Allotransplant (allo- meaning "other" in Greek) is the transplantation of cells, tissues, or organs to a recipient from a genetically non-identical donor of the same species.[1] The transplant is called an allograft, allogeneic transplant, or homograft. Most human tissue and organ transplants are allografts.

It is contrasted with autotransplantation (from one part of the body to another in the same person), syngenic transplantation of isografts (grafts transplanted between two genetically identical individuals) and xenotransplantation (from other species).

Allografts can be referred to as "homostatic" if they are biologically inert when transplanted, such as bone and cartilage.[2]

An immune response against an allograft or xenograft is termed rejection. An allogenic bone marrow transplant can result in an immune attack on the recipient, called graft-versus-host disease.


Material is obtained from a donor who is a living person, or a deceased person's body receiving mechanical support or ventilation, or a deceased person's body whose heart stopped beating. Screening for pathology and risk factors for communicable diseases such as HIV and Hepatitis B and C is then conducted.[citation needed]

In the US, donor tissue must be recovered and processed adhering to the Current Good Tissue Practices rule. In most cases, it is sent to tissue banks for processing and distribution.
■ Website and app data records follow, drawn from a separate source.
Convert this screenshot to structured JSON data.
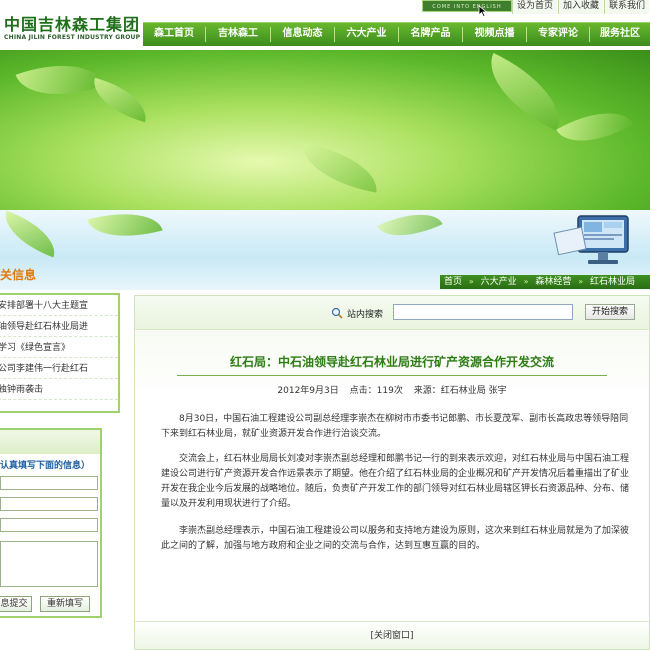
{
  "header": {
    "logo_cn": "中国吉林森工集团",
    "logo_en": "CHINA JILIN FOREST INDUSTRY GROUP",
    "english_button": "COME INTO ENGLISH",
    "top_links": [
      "设为首页",
      "加入收藏",
      "联系我们"
    ]
  },
  "nav": {
    "items": [
      "森工首页",
      "吉林森工",
      "信息动态",
      "六大产业",
      "名牌产品",
      "视频点播",
      "专家评论",
      "服务社区"
    ]
  },
  "section_title": "关信息",
  "breadcrumb": [
    "首页",
    "六大产业",
    "森林经营",
    "红石林业局"
  ],
  "left": {
    "news": [
      "安排部署十八大主题宣",
      "油领导赴红石林业局进",
      "学习《绿色宣言》",
      "公司李建伟一行赴红石",
      "独钟雨袭击"
    ],
    "message_hint": "认真填写下面的信息）",
    "submit_label": "息提交",
    "reset_label": "重新填写"
  },
  "search": {
    "label": "站内搜索",
    "button": "开始搜索"
  },
  "article": {
    "title": "红石局：中石油领导赴红石林业局进行矿产资源合作开发交流",
    "date": "2012年9月3日",
    "hits": "点击：119次",
    "source": "来源：红石林业局 张宇",
    "paragraphs": [
      "8月30日，中国石油工程建设公司副总经理李崇杰在柳树市市委书记郎鹏、市长夏茂军、副市长高政忠等领导陪同下来到红石林业局，就矿业资源开发合作进行治谈交流。",
      "交流会上，红石林业局局长刘凌对李崇杰副总经理和郎鹏书记一行的到来表示欢迎，对红石林业局与中国石油工程建设公司进行矿产资源开发合作远景表示了期望。他在介绍了红石林业局的企业概况和矿产开发情况后着重描出了矿业开发在我企业今后发展的战略地位。随后，负责矿产开发工作的部门领导对红石林业局辖区钾长石资源品种、分布、储量以及开发利用现状进行了介绍。",
      "李崇杰副总经理表示，中国石油工程建设公司以服务和支持地方建设为原则，这次来到红石林业局就是为了加深彼此之间的了解，加强与地方政府和企业之间的交流与合作，达到互惠互赢的目的。"
    ],
    "close_window": "[关闭窗口]"
  },
  "colors": {
    "nav_green": "#3c8d1c",
    "title_green": "#2d7c14",
    "section_orange": "#e07a10",
    "border_green": "#9fd16c"
  },
  "icons": {
    "search": "magnifier-icon",
    "cursor": "pointer-cursor-icon",
    "monitor": "computer-monitor-icon",
    "breadcrumb_separator": "double-arrow-icon"
  }
}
Each year, Food and Drug Administration regulated and American Association of Tissue Banks-accredited tissue banks distribute 1.5 million bone and tissue allografts.

Transplantable organs and tissues[edit]
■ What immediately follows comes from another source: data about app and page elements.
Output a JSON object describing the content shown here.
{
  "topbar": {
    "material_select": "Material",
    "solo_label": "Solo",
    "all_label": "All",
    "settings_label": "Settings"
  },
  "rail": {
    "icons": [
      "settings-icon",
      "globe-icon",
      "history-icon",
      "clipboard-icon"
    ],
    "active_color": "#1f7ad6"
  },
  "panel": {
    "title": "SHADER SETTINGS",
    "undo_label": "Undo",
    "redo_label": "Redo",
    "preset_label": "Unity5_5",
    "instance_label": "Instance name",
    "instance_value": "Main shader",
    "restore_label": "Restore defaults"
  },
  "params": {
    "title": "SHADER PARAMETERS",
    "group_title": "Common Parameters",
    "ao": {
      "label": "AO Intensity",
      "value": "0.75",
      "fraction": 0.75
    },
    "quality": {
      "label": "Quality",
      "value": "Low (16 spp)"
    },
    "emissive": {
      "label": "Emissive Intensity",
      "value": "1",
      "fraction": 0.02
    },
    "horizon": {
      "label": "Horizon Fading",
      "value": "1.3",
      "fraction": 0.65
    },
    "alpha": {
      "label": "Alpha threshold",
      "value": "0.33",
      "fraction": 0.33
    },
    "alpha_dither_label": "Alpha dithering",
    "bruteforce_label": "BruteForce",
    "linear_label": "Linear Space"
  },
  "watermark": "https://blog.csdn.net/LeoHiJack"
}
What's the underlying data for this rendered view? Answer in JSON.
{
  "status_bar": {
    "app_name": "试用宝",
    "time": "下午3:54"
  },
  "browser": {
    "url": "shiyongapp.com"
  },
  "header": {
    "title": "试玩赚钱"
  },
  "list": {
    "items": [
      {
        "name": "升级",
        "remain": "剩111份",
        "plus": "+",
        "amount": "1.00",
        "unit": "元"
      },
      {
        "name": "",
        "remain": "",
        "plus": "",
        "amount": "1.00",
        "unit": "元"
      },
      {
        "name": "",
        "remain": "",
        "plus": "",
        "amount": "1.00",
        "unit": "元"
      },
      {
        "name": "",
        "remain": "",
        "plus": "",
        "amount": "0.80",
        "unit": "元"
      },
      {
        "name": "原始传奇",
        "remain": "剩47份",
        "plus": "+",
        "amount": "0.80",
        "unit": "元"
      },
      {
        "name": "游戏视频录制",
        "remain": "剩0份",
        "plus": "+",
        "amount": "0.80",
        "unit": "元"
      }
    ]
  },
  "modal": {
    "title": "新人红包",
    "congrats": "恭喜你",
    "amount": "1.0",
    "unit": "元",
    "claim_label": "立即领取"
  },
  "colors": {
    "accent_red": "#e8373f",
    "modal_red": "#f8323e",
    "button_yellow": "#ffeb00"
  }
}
A variety of organs and tissues can be used for allografts, including:

Laws and regulations[edit]

United States[edit]

In the US, the Food and Drug Administration (FDA) has regulated human tissue intended for transplants since 1993. In order to ensure the quality of donor tissue and reduce contamination and disease transmission risks, three regulations addressing manufacturing activities associated with human cells, tissues, and cellular and tissue-based products (HCT/Ps) were promulgated in May 2005:

  • companies producing and distributing HCT/Ps must register with the FDA.
  • "Donor Eligibility" rule: prescribes criteria for donor eligibility.
  • "Current Good Tissue Practices" rule: oversees overall processing and distribution practices of each company.
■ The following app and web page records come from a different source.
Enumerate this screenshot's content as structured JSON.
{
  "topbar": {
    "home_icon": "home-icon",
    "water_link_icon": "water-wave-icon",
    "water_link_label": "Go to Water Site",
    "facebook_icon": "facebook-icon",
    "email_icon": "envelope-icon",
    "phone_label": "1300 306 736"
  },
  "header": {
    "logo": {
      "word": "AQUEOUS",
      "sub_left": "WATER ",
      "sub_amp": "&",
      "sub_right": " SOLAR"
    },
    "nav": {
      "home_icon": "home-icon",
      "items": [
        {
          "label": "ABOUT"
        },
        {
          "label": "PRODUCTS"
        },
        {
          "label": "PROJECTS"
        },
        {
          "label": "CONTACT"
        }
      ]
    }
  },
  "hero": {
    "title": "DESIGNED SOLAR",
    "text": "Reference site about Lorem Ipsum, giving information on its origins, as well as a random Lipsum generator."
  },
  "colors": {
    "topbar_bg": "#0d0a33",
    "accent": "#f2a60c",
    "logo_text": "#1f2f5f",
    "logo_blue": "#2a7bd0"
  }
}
Other transplant options[edit]

  • Autograft, tissue transplanted from one site to another on the same patient. An autograft reduces the risk of rejection but requires a second surgery site, adding pain, risk and possible longer aftercare.
  • Xenograft, a transplant from another species
  • Isograft, a transplant from a genetically identical donor, such as an identical twin.
  • Synthetic and metal implants. Unlike allografts, such grafts do not corporate into the body.


As with many operations, allotransplantation risks some side effects. A limiting factor in tissue allotransplantation for reconstructive surgery deals with the side effects of immunosuppression (metabolic disorders, malignancies, opportunistic infections) which is a predominant issue. The risk of transmitting infection is high.[3]

See also[edit]


  1. ^ "None".
  2. ^ (W. P. Longmire, J. National Cancer Institute 14, 669: The term homostatic graft might be applied to inert tissues such as bone and cartilage when transferred from one individual to another of the same species; and the term homovital graft might be used in reference to grafts whose cells must continue to grow and reproduce for the graft to be effective after similar transplantation; H. Conway, The Bulletin of the Hong Kong Chinese Medical Association 13, 43: These grafts persist however as homostatic grafts and are completely replaced by host tissues in time.)
  3. ^ Petit, F.; Minns, A. B.; Dubernard, J. M.; Hettiaratchy, S.; Lee, W. P. (2003). "Composite Tissue Allotransplantation and Reconstructive Surgery". Annals of Surgery. 237 (1): 19–25. doi:10.1097/00000658-200301000-00004. PMC 1513974. PMID 12496526.

External links[edit]